“Cracking is when you modify something for malicious purposes,” he clarifies. This is the more common perception of computer hackers – guys who live alone and steal credit card information. The stereotype is a bane for programmers who have their own language – not just for coding, but also for talking about what they do.

White hat coding is the stuff seen at hackathons. One might say it is hacking for the greater good – even if it is something as benign as musical stairs.

“Stealing pin numbers – that is black hat hacking,” Michki explains – also known as cracking. When the layperson talks about the ‘bad hackers’ a coder just shakes their head. There are no ‘bad hackers’ – there are crackers.

The hacks that fall between are the many shades of grey hat hacking. This could mean purposefully cracking one’s own system to see where the weaknesses are. It is not exactly good, but not bad either. 

It takes a wealth of knowledge just to keep up with the conversation of computer coding fanatics. They rant about L33T culture – as in LEET, short for ELITE, their nickname for the insiders of the coding game – and switch back and forth between coding languages. Python, C, C++, and, for those who can bear the shame: Java.

“The language, I guess the popularity of the language you are using doesn’t matter. You use the language that fits your problem – and there are very large differences between languages,” Michki says. 

Python is easy to write, but C is faster. The list goes on and on, and it is clear that learning how to juggle so many options takes skill and practice. 

Despite the tremendous effort required to compete in a hackathon – students take years learning to code, and have to come prepared with a good idea if they want to have a chance in the competition – the time spent working is full of camaraderie. 
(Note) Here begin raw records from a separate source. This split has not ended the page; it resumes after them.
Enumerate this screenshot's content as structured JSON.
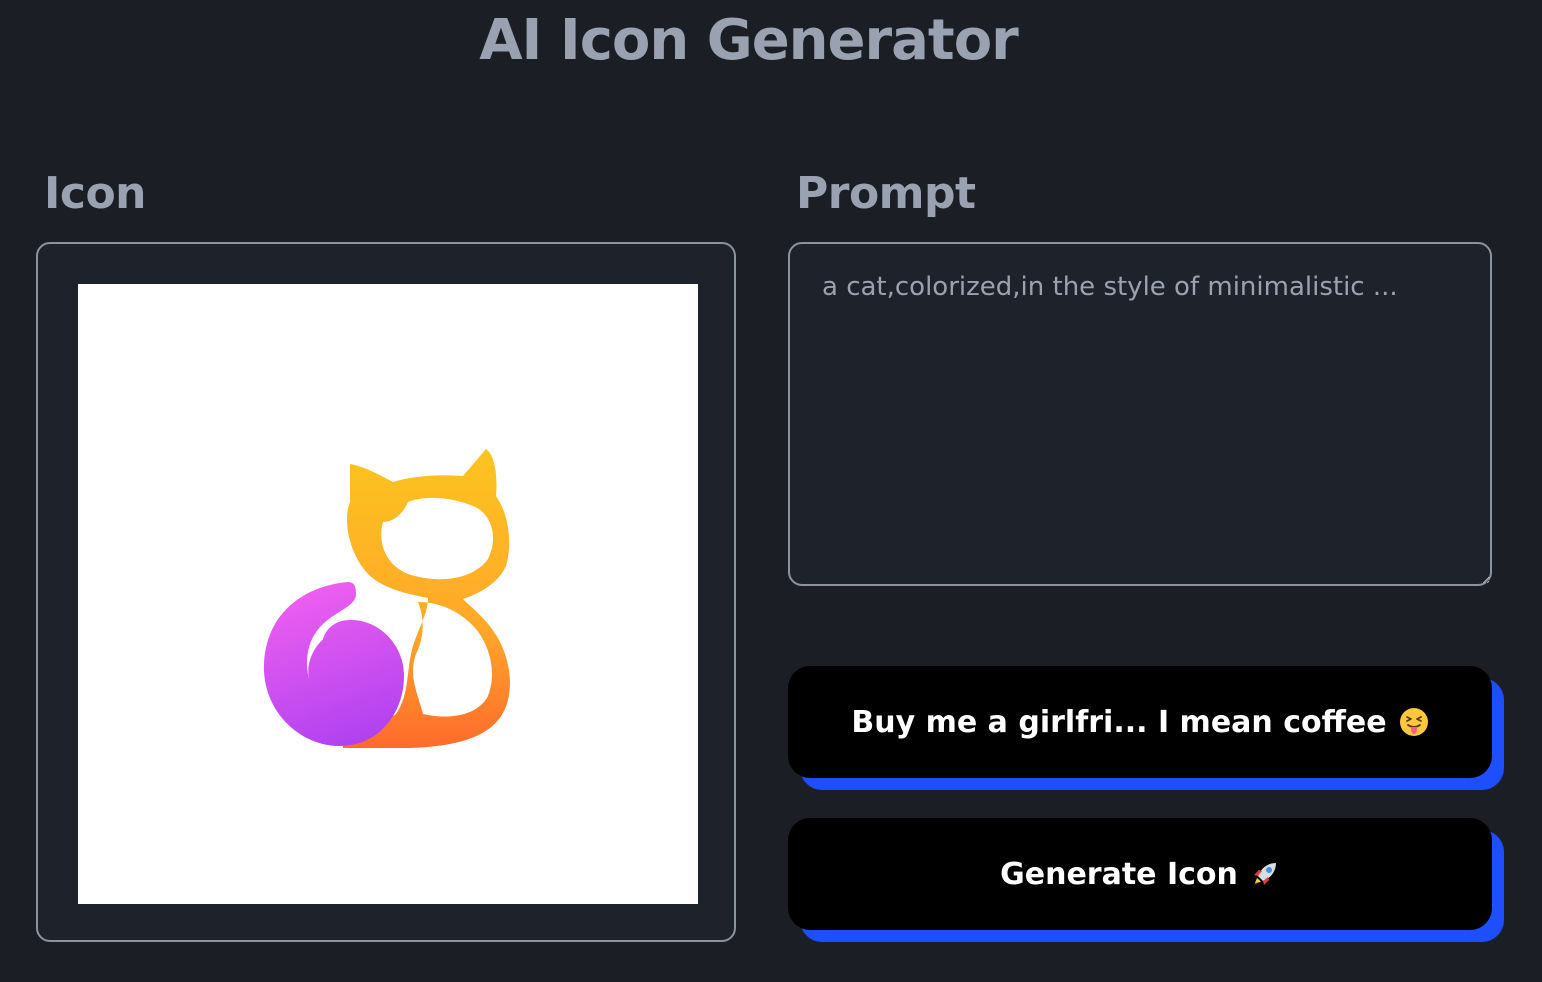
{
  "header": {
    "title": "AI Icon Generator"
  },
  "icon_panel": {
    "label": "Icon",
    "image_icon": "cat-icon",
    "image_colors": {
      "body_top": "#fcc41f",
      "body_bottom": "#ff6a2b",
      "tail_top": "#f060f0",
      "tail_bottom": "#b042f0"
    }
  },
  "prompt_panel": {
    "label": "Prompt",
    "placeholder": "a cat,colorized,in the style of minimalistic ...",
    "value": ""
  },
  "buttons": {
    "coffee_label": "Buy me a girlfri... I mean coffee",
    "coffee_icon": "tongue-out-emoji-icon",
    "generate_label": "Generate Icon",
    "generate_icon": "rocket-icon"
  },
  "colors": {
    "background": "#1b1e25",
    "panel": "#1e222a",
    "text_muted": "#9aa2b1",
    "button_bg": "#000000",
    "button_shadow": "#1e4fff"
  }
}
“You can ask for help – you work with other people – you can use it as a way to learn,” Michki says. At a hackathon, it is commonplace for competitors to lend each other a hand. If one person doesn’t know how to fix their program, they don’t have to hesitate to ask a friend to take a look. The L33T have made themselves a tight-knit community, regardless of the stakes.

“Around 11:30 I hear ‘Sandstorm’ – you know the song – who is running around playing ‘Sandstorm’?” Michki recounts his confusion and reveals that the music was coming from the sponsors, who were also throwing cans of Redbull at the competitors – many of whom would go the full 24 hours without sleeping.

“I wouldn’t be surprised if most people don’t sleep,” Michki says. “They’re all really weird people.”

Seeing Michki, he looks like the kind of weird person you’d expect to see at a competition involving computer coding. He is tall, but gangly, with the kind of thick-rimmed glasses that make someone wonder if there isn’t a genetic link between intelligence and poor eyesight. Coupled with his extensive knowledge and desire to spew computer-programming propaganda, he is your stereotypical nerd – but he might take that as a compliment.

This is a matter of pride, after all.

What does it take to perform a good hack? At a hackathon, it takes years of experience and knowledge. It comes down to a bit of showing-off, pulling one’s best tricks, impressing friends and fellow competitors. 

Really, hacks are everywhere. The ad-blocker on a computer is a hack. The ‘life hacks’ listed all over the Internet – same concept.

Chances are that if you’re reading this, you’re already a hacker.

Kelly Coughlin is a senior at the University at Buffalo majoring in Biological Sciences and minoring in English. UB is home to the Omicron of New York Chapter of Phi Beta Kappa.